There are tons of sophisticated (and expensive) tools for graphic and motion design, but to get you started you don’t necessarily need them all. In today’s post I’ll share the basic and essential tools to begin with.
Basically in order to start learning motion graphic design, you gonna need three main things. First is the software, second is the hardware and third is your passion for motion graphics. Since you are reading my blog I will concentrate only on software and hardware parts of it assuming that the passion you already have.
At this stage, I concentrate all my learning on 2D animations. The best software provider available today for that matter is Adobe and Adobe After Effects in particular as the animation software. There are more options available such as Apple Motion, however, as Adobe subscriber, you’ll have access to more essential products such as Illustrator and Photoshop. And the best part is that with Adobe’s Creative Cloud service now literally anyone can afford this software for only $50 per month for all the software they have which is more than enough for a 2D motion designer. When I started learning animation in 2011 I purchased Adobe Master Collection CS5 paing $2600 as no CC was yet available back then.
In terms of hardware, as you can imagine, any modern computer will do for the start. If you are on limited budget, your current computer will probably do the job just fine. The only limitation is that it has to be a sterling computer and not some variation of Apple, Android or Windows based tablet. It must run a Win7, 8 or OSx, 64Bit operation system in order to be able to run the current Adobe software.
However, the more power your computer can provide, the smoother and more enjoyable the animation process will be. As I will concentrate in particular on Adobe After Effects the more RAM memory you install the better, the more powerful CPU the faster it will work. Adobe After Effects CS5 and later will use all your processors to render the animation which is called multiprocessor rendering. Which means if your computer has 4 cores and each core has 2 threads, After Effects will actually utilize all 8 threads for multiprocessor render. However, the more processors you use to render, the more RAM you gonna need. Your computer should be able to provide at least 0.75GB of RAM per thread/processor however it is better to assign even more RAM per processor. Adobe After Effects will allow you to assign up to 3GB of RAM per processor which makes 8 threads by 3GB equals 24GB of RAM just for the rendering. Additional 3-6GB needed to run the Windows/OSx and After Efects itself. Other computer parameters as GPU, “SSD vs HDD” will not add much to the After Effects performance.

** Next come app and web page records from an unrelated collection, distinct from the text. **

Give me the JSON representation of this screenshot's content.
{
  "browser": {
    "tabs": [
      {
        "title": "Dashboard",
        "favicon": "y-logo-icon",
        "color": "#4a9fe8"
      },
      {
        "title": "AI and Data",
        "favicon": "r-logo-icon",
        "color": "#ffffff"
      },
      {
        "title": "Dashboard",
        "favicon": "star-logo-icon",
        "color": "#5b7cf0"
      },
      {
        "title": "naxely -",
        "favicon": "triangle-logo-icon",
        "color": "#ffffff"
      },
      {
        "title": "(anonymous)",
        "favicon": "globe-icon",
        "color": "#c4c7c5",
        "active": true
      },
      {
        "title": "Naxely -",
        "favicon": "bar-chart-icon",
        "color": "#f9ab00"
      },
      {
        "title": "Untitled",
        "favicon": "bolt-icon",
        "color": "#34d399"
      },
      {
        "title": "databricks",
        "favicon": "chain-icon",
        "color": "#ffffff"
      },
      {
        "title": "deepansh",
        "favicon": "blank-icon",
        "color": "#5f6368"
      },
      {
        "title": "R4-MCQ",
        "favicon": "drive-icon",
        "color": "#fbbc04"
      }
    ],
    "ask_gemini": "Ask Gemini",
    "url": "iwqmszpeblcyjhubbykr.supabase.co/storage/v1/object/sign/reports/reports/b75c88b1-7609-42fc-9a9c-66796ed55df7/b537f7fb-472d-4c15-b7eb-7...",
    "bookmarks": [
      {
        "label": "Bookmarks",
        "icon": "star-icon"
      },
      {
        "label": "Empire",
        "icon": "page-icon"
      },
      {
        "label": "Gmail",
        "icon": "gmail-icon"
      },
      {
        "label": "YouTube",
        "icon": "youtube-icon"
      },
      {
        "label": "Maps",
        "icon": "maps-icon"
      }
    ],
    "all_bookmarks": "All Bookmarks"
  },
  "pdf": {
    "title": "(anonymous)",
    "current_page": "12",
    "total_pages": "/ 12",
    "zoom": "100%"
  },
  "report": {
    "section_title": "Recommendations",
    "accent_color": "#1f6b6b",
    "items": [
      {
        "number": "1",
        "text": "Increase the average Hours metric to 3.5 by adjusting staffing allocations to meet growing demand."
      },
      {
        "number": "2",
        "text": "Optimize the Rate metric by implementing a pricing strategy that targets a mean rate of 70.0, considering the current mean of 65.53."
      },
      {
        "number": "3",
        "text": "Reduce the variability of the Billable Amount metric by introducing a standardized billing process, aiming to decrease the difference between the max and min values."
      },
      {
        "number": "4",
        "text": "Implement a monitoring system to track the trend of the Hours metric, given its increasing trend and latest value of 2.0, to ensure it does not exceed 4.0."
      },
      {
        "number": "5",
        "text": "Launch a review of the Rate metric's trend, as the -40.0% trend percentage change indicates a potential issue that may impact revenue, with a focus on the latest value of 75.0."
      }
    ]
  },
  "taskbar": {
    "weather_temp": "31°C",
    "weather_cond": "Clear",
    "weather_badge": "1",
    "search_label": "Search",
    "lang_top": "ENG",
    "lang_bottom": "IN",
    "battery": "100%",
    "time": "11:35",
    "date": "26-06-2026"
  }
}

I personally recommend to install at least 8GB (16GB better) RAM for 4 thread CPU (i5 and i7 laptops) or 16GB (32GB better) for 8 thread CPU (i7 desktop computers). However, 4GB computer will do the job as well, not as efficient though, as most of the CPU power won’t be used by After Effects when rendering and also the RAM preview duration will be quite limited.
Optionally if you use a laptop computer I recommend you to use a regular mouse as a pointing device. Adobe softwares usually has lots of small controls which are quite difficult to aim using a tracking pad of the laptop.

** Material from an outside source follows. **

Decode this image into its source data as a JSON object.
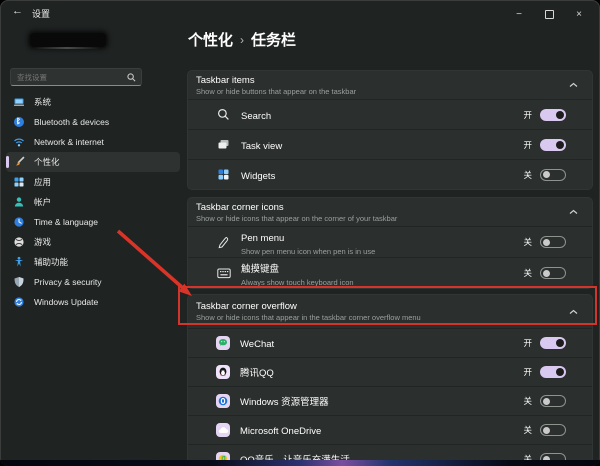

For my animation and graphic design work (which I will expend in my next post) I use a Lenovo x220 laptop with 8GB RAM installed. As I travel a lot, that is the best compromise on power versus mobility that I could find in the market. All of my work that you can find on my portfolio page created using this machine. As the laptop monitor is quite small, sometimes I use additional monitors when possible.

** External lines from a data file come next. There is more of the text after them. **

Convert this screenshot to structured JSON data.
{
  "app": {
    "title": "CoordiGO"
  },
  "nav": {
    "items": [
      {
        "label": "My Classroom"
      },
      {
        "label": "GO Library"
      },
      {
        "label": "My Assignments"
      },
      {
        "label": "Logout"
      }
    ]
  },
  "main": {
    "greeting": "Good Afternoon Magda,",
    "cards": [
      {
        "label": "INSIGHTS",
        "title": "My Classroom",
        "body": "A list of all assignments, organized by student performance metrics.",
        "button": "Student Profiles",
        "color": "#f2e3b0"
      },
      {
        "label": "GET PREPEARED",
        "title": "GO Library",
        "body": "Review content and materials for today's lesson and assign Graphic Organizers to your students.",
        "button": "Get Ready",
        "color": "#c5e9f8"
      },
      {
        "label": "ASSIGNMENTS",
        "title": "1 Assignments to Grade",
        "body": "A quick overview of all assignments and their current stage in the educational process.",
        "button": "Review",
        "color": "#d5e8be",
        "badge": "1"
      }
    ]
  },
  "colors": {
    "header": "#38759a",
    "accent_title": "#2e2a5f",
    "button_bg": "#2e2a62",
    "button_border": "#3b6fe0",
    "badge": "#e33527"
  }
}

What software and hardware do you use for your graphic and motion design works? Share your setup in the comments below!